University bans hamburgers 'to tackle climate change' By Katherine Sellgren
A university is banning the sale of burgers to try to fight global warming.
Goldsmiths, University of London, is removing all beef products from sale - and charging a 10p levy on bottled water and single-use plastic cups.
It plans to install more solar panels across its New Cross campus, in south-east London, and switch to a 100% clean energy supplier as soon as possible.
It will spend money on its allotment and identify other areas where planting could help to absorb carbon dioxide.
The university emits about 3.7 million kg of carbon each year but is hoping to become carbon neutral by 2025.
And it will try to increase the number of students studying climate change.
Scientists say beef is more damaging to the environment as cows produce more methane and require more land and water than other livestock.
The college's new head, Prof Frances Corner, said: "The growing global call for organisations to take seriously their responsibilities for halting climate change is impossible to ignore.
"Though I have only just arrived at Goldsmiths, it is immediately obvious that our staff and students care passionately about the future of our environment and that they are determined to help deliver the step change we need to cut our carbon footprint drastically and as quickly as possible.
"Declaring a climate emergency cannot be empty words.
"I truly believe we face a defining moment in global history and Goldsmiths now stands shoulder to shoulder with other organisations willing to call the alarm and take urgent action to cut carbon use."
Goldsmiths Students' Union president Joe Leam said: "Our house is on fire," invoking the words of teenage climate activist Greta Thunberg.
"I believe Frances Corner and the university management are realising this and making these changes to put their part of the house fire out.
"The SU will be a part of this process every step of the way to make sure this stays true, seeking to speed the process up wherever possible, and will keep the college community updated throughout."
Rosie Rogers, of Greenpeace UK, said: "It's encouraging to see an institution like Goldsmiths not simply declaring a climate emergency but acting on it.
"From energy use, to food sales and plastic pollution - all universities and organisations with campus sites can make changes across their facilities that are better for our planet.

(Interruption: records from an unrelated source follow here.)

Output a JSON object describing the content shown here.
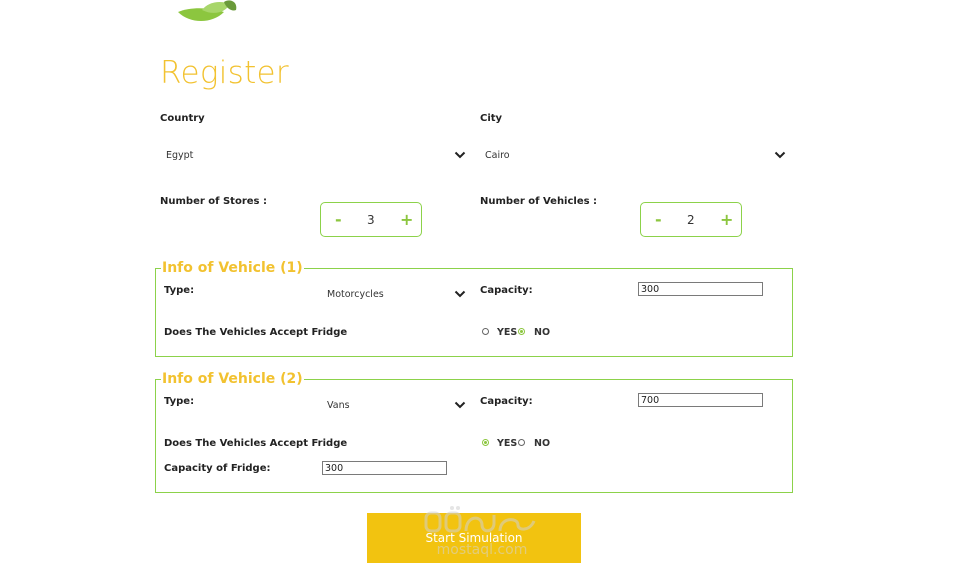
{
  "header": {
    "title": "Register"
  },
  "location": {
    "country_label": "Country",
    "country_value": "Egypt",
    "city_label": "City",
    "city_value": "Cairo"
  },
  "counts": {
    "stores_label": "Number of Stores :",
    "stores_value": "3",
    "vehicles_label": "Number of Vehicles :",
    "vehicles_value": "2",
    "minus_symbol": "-",
    "plus_symbol": "+"
  },
  "vehicles": [
    {
      "legend": "Info of Vehicle (1)",
      "type_label": "Type:",
      "type_value": "Motorcycles",
      "capacity_label": "Capacity:",
      "capacity_value": "300",
      "fridge_question": "Does The Vehicles Accept Fridge",
      "yes_label": "YES",
      "no_label": "NO",
      "fridge_selected": "NO"
    },
    {
      "legend": "Info of Vehicle (2)",
      "type_label": "Type:",
      "type_value": "Vans",
      "capacity_label": "Capacity:",
      "capacity_value": "700",
      "fridge_question": "Does The Vehicles Accept Fridge",
      "yes_label": "YES",
      "no_label": "NO",
      "fridge_selected": "YES",
      "fridge_capacity_label": "Capacity of Fridge:",
      "fridge_capacity_value": "300"
    }
  ],
  "actions": {
    "start_label": "Start Simulation"
  },
  "watermark": {
    "text": "mostaql.com"
  },
  "colors": {
    "accent_yellow": "#f2c230",
    "button_yellow": "#f2c310",
    "border_green": "#8cd24a",
    "icon_green": "#8cc63f"
  },
  "icons": {
    "logo": "leaf-logo-icon",
    "dropdown": "chevron-down-icon",
    "watermark": "mostaql-watermark-logo"
  }
}
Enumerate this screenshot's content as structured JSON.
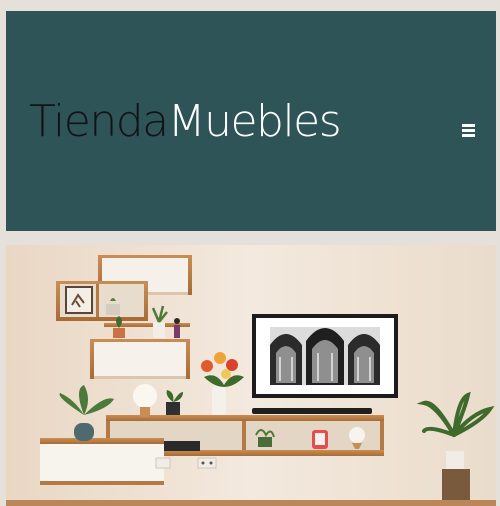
{
  "header": {
    "logo": {
      "word1": "Tienda",
      "word2": "Muebles"
    },
    "menu_icon": "hamburger-menu-icon",
    "background_color": "#2e5458"
  },
  "hero": {
    "image": "living-room-wall-with-floating-shelves-and-framed-cathedral-art"
  }
}
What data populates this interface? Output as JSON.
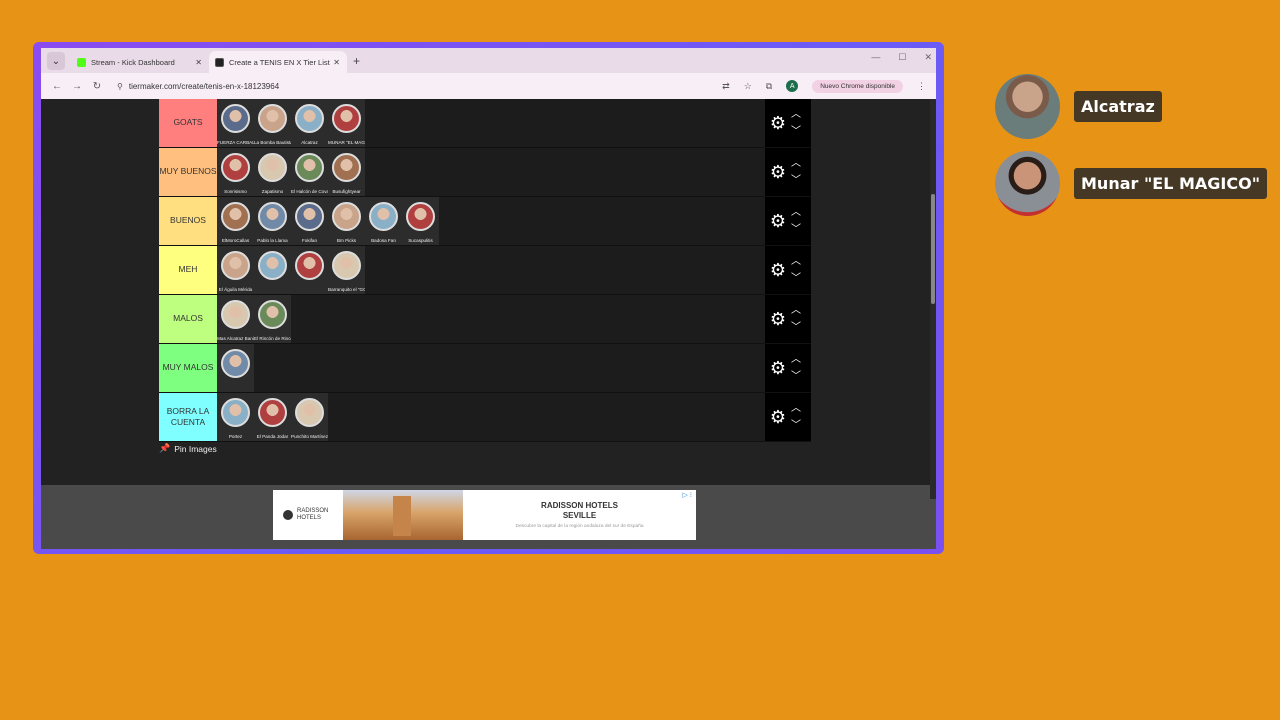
{
  "browser": {
    "tabs": [
      {
        "label": "Stream - Kick Dashboard",
        "favicon_color": "#53fc18",
        "active": false
      },
      {
        "label": "Create a TENIS EN X Tier List",
        "favicon_color": "#222222",
        "active": true
      }
    ],
    "new_tab_glyph": "+",
    "url": "tiermaker.com/create/tenis-en-x-18123964",
    "profile_initial": "A",
    "update_label": "Nuevo Chrome disponible"
  },
  "tierlist": {
    "tiers": [
      {
        "label": "GOATS",
        "color": "#ff7f7f",
        "items": [
          "FUERZA CARBALLES",
          "La Bomba Bautista",
          "Alcatraz",
          "MUNAR \"EL MAGICO\""
        ]
      },
      {
        "label": "MUY BUENOS",
        "color": "#ffbf7f",
        "items": [
          "Sonrisismo",
          "Zapatismo",
          "El Halcón de Covadonga",
          "Busufightyear"
        ]
      },
      {
        "label": "BUENOS",
        "color": "#ffdf7f",
        "items": [
          "ElMoroCallas",
          "Pablo la Llama",
          "Fokifan",
          "Bm Picks",
          "Badosa Fan",
          "Sucaspulitis"
        ]
      },
      {
        "label": "MEH",
        "color": "#ffff7f",
        "items": [
          "El Águila Mérida",
          "",
          "",
          "Barranquito el \"GOAT\""
        ]
      },
      {
        "label": "MALOS",
        "color": "#bfff7f",
        "items": [
          "Mas Alcatraz Bani",
          "El Rincón de Rincón"
        ]
      },
      {
        "label": "MUY MALOS",
        "color": "#7fff7f",
        "items": [
          ""
        ]
      },
      {
        "label": "BORRA LA CUENTA",
        "color": "#7fffff",
        "items": [
          "Portez",
          "El Panda Jodar",
          "Punchito Martínez"
        ]
      }
    ],
    "pin_label": "Pin Images"
  },
  "ad": {
    "brand": "RADISSON HOTELS",
    "title_line1": "RADISSON HOTELS",
    "title_line2": "SEVILLE",
    "subtitle": "Descubre la capital de la región andaluza del sur de España",
    "badge": "▷ ⁝"
  },
  "participants": [
    {
      "name": "Alcatraz"
    },
    {
      "name": "Munar \"EL MAGICO\""
    }
  ]
}
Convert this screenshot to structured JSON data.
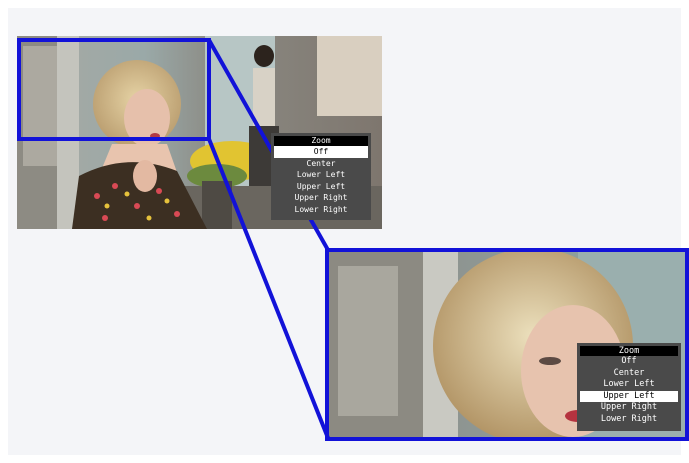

"We call on others to urgently follow suit and to include cutting all ties from fossil fuel funding in their climate-emergency response."